Professor Andy Doherty

Professor Andy Doherty

Andy Doherty is the Chief Rail Technology Officer for Network Rail, providing the vision and leadership to its technology strategy, and leading Engineering interaction with the UK railway industry and within the European railway sphere. Andy is chair of the UK Vehicle Track System Interface Committee, and a member of the cross industry Technical Strategy Leadership Group. Andy is chair of a number of European Associations and Committees; he represents the entire European railway operating community as the Chair of ERRAC (European Rail Research Advisory Group) and with the ERA (European Railway Agency) as chair of the Group of Representative Bodies in Interoperability and Standardisation issues.

Andy was elected a Fellow of the Royal Academy of Engineers 2014, he is an Electrical Systems Engineer, with expertise in; the railway system, rolling stock design, the mechanical interface between the train and track, transmission based signalling systems such ETCS and electro magnetic compatibility. Andy is a Visiting Professor at Cranfield, and Southampton Universities

Previously Andy was the chair of the Network Rail Acceptance Panel for some 9 years, setting policy and approval of all Systems and Products used by Network Rail, and has held a number of senior roles in London Underground, including; Project Director and Engineer for the upgrade of the Central and Northern Lines and the conversion of the Underground to Driver Only Operation project.

The Challenges and Opportunities of Whole Life Engineering Design in Big Asset Organisations

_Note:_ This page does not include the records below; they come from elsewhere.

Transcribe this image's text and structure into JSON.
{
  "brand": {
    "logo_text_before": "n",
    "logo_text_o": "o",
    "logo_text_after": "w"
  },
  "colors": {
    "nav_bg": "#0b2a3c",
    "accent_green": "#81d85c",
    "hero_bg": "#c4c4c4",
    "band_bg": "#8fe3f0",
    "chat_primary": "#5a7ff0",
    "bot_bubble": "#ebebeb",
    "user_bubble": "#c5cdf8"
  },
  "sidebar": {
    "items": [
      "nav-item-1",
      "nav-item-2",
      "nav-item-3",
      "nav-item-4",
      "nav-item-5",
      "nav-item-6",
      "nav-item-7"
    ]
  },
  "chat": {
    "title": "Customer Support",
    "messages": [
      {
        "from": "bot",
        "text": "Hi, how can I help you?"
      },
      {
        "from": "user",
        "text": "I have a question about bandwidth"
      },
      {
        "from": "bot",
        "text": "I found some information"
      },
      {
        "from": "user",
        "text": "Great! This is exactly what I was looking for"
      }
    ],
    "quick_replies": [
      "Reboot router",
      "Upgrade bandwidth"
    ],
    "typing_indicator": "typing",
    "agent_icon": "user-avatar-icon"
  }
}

Big asset based organisations like Network Rail face a significant challenge to justify an Asset Management Strategy based on a whole life renewal and replacement policy. In this speech I will describe the NR process and policy for whole/through life asset management, together with our plans to develop the railway and its assets to meet the UK needs for greater capacity and reliable performance through a targeted Research and Technology development plan. I will then focus on the 'tricky bit'; which is innovation in a better railway, with very significant numbers of new assets needs to be funded. But how, in many cases the new assets are more expensive as a first cost but have a lower whole life cost, how does a big government type body raise the funds to do this, when money is tight?